The legislation would require states to adopt the Streamlined Sales and Use Tax Agreement, which requires states to abide by specific product definitions, follow uniform requirements for filing sales tax returns, run both state and local collection services from a single state office, and allow retailers to register through a multistate registration system. South Dakota is among the 24 states that have already implemented the SSUTA on their own.
South Dakota loses an estimated $48 million annually in unpaid online sales taxes, said Jane Page, assistant director of the Business Tax Division of the state Department of Revenue. The source of her estimate is a study performed at the University of Tennessee, she said.
"We've been waiting a long time for federal legislation," Page said. "States are looking at it as tax owed to the state already."
Although South Dakota does not track how much is received in online sales taxes submitted by residents using the form provided by the Department of Revenue, Page said the department receives several submissions each week, although often for small amounts.
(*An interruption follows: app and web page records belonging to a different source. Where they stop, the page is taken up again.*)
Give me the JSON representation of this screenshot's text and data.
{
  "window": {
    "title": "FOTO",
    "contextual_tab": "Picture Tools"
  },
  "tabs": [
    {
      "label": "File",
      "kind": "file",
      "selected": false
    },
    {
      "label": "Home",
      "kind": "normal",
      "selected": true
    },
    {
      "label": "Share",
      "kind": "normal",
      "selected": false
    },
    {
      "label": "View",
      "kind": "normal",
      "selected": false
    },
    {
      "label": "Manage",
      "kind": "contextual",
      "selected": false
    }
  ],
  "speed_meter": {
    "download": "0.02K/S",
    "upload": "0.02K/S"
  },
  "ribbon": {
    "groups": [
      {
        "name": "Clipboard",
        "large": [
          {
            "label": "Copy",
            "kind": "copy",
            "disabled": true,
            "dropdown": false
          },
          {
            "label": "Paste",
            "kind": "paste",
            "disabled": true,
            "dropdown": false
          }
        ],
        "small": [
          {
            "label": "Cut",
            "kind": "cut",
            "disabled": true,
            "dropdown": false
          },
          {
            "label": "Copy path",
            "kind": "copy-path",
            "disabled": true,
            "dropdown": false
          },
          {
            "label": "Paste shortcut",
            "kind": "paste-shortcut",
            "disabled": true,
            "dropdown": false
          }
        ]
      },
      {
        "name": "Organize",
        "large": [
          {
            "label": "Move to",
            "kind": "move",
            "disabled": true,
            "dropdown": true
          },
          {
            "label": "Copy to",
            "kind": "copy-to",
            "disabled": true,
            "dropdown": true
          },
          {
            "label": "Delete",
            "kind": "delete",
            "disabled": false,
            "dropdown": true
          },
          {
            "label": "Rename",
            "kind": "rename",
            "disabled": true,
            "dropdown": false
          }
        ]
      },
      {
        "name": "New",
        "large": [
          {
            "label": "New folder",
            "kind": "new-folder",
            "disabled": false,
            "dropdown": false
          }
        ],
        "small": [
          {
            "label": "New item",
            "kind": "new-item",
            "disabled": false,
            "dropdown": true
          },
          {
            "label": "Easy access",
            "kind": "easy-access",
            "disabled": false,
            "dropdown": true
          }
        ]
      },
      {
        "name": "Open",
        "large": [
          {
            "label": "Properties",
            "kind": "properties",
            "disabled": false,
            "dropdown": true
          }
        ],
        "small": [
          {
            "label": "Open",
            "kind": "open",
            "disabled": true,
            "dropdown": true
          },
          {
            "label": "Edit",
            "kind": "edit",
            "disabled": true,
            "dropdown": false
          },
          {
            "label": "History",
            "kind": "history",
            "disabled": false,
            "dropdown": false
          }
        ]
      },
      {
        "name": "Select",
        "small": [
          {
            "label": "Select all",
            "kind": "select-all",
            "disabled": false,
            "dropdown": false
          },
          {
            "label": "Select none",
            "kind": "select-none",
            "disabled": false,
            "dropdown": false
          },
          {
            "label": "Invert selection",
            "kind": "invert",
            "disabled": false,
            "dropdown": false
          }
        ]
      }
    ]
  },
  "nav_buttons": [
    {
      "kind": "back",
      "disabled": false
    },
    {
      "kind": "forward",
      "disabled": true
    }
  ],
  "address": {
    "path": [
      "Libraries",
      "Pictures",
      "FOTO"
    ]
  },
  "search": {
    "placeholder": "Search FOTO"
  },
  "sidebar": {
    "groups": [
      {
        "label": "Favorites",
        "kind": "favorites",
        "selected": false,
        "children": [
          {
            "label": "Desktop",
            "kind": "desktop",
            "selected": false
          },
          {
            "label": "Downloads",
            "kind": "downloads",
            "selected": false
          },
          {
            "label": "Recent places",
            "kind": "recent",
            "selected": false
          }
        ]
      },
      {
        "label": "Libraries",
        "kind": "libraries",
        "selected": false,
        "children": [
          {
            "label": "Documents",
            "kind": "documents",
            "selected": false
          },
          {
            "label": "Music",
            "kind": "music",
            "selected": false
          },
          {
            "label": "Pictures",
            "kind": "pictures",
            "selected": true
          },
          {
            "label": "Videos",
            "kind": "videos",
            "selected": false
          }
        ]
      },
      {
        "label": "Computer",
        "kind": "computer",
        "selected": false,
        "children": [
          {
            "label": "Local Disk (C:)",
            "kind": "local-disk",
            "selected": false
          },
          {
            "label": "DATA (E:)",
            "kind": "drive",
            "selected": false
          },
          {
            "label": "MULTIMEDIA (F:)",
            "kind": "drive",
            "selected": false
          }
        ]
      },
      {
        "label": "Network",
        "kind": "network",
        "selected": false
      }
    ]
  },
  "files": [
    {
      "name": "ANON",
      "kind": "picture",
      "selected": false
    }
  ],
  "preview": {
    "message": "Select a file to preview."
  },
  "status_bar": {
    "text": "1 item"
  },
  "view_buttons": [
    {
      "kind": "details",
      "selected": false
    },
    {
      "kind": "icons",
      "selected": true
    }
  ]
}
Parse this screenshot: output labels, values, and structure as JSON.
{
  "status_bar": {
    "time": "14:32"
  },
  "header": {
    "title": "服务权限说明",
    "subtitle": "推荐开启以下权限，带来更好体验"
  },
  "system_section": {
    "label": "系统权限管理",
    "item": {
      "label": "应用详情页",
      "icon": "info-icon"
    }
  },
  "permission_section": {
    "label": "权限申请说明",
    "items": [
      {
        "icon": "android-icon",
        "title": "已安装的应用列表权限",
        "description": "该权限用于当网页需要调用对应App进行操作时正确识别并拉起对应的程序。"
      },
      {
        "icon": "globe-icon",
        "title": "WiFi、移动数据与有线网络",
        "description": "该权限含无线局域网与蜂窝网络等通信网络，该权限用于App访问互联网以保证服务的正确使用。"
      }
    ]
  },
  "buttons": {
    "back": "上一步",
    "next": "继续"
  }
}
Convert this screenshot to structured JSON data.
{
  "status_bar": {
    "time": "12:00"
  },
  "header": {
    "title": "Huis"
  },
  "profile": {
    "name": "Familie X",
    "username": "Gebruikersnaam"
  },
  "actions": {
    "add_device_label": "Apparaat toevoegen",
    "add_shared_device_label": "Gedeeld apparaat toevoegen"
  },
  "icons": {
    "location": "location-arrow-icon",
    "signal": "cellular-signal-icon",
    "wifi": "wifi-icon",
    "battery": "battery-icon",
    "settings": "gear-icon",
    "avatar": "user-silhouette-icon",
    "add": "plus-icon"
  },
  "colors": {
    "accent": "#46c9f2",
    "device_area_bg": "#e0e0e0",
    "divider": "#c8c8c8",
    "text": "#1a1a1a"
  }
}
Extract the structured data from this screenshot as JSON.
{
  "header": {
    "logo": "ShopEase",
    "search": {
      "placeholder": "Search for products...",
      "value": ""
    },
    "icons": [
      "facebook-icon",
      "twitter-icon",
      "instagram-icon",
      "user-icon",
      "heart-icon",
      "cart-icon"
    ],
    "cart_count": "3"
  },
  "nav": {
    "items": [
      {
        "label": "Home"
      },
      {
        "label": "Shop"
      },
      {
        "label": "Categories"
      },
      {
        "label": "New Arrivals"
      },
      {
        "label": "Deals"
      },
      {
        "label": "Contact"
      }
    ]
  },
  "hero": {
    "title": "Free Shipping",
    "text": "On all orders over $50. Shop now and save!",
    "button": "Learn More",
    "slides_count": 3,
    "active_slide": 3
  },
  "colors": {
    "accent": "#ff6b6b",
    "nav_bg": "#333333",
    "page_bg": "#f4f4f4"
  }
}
Questions have been raised about the numbers presented in the University of Tennessee study. Bill McClellan, director of government affairs for the Electronic Retailing Association, argued although the numbers alarmed state governments when first released, they have since been revised to reflect changes in the remote retail market, and still don't wholly reflect the true situation.
"It's my firm belief that there is not the pot of gold that the states think there is out there," McClellan said.
He also argued ICSC's claim that 86 percent of survey-takers agreed it would be easier to pay sales tax for online purchases when the purchase is made was misleading, as it neglected to address the constitutional and legislative questions at the heart of the debate over the SSUTA.
"I think you could write a question for a poll that shows 90 percent of people don't want the Internet tax," he said.
McClellan said the ERA believes the Internet provides small businesses with a tool to compete with larger companies by giving them "a marketplace that is much bigger than their geographic footprint."
"It's just my experience that this technology gives people the ability to have a sustainable business model," he said. "A lot of people in the Internet community feel like (the SSUTA) is an anti-competitive effort to suppress any up-and-coming competition."
Though he chose not to give a name, he said ERA's fastest growing company -- a fitness company that grew from nothing to more than $500 million in sales in four years -- has expanded by creating a network of coaches across the U.S. By doing so, the company is now required to pay sales taxes in the states the coaching network reaches.
"It's almost a self-correcting issue," McClellan said. "As a company grows and wants to expand, they have to go ahead and create nexuses in certain areas."
ERA is a trade association that represents more than 450 direct-to consumer companies in 45 countries. It is based in Washington D.C.